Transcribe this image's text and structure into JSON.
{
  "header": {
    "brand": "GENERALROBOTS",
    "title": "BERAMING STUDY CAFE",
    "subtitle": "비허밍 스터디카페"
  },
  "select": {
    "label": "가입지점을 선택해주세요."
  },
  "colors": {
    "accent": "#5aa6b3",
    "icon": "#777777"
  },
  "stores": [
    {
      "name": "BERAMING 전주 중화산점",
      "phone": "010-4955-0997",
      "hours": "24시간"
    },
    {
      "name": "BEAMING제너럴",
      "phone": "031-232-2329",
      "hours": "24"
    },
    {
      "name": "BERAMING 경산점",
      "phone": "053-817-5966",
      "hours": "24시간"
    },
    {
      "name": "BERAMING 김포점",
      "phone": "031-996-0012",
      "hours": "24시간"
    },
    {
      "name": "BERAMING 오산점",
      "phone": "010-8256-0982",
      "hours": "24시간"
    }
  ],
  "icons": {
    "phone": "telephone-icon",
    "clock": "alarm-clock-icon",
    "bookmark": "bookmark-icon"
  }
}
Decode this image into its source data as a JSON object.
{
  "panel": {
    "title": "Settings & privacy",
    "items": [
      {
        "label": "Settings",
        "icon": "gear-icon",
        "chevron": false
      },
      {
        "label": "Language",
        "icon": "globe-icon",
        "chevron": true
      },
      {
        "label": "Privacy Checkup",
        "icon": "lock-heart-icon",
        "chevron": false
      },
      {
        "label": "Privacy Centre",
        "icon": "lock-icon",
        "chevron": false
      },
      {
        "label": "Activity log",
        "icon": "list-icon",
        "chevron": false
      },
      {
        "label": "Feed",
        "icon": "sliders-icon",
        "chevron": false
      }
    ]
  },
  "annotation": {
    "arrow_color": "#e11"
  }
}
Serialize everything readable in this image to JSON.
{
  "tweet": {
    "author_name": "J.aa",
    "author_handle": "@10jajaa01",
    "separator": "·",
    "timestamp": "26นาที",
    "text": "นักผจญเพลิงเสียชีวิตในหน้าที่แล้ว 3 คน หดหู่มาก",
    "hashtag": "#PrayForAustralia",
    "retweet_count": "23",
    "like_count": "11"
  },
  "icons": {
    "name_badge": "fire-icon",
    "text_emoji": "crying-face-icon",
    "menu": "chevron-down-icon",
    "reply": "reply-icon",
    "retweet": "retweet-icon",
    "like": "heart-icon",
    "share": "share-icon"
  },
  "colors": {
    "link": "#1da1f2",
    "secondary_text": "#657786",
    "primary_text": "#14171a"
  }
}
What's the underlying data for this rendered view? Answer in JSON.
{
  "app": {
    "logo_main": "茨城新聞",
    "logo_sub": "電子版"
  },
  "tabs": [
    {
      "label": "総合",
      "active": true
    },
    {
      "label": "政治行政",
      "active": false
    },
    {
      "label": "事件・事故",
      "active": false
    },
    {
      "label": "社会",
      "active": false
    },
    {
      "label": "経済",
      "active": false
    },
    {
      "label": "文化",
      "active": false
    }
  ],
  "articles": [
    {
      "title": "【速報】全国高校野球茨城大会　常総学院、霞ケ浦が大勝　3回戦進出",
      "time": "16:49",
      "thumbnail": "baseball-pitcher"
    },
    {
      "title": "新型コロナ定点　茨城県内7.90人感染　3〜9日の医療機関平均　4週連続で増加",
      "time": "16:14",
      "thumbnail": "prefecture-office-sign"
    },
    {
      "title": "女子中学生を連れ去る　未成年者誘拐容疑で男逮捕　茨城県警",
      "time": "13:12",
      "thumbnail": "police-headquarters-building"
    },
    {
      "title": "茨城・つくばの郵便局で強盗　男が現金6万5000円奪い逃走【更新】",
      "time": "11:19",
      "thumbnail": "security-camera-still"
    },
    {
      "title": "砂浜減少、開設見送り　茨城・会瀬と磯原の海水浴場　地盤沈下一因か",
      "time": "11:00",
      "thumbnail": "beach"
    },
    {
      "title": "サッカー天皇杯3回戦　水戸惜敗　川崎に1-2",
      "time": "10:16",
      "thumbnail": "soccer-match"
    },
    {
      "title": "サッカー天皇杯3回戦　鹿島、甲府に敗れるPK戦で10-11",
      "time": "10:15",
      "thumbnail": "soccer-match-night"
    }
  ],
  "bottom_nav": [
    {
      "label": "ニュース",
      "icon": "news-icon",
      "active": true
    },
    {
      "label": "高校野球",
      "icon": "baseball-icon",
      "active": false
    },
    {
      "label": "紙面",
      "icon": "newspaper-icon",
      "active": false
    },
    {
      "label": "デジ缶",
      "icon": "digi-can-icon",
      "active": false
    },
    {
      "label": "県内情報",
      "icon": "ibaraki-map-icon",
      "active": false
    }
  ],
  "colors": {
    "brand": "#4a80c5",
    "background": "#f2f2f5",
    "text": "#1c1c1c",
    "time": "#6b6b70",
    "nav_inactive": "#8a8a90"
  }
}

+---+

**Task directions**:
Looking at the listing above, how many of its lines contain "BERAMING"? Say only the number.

**Result**:
5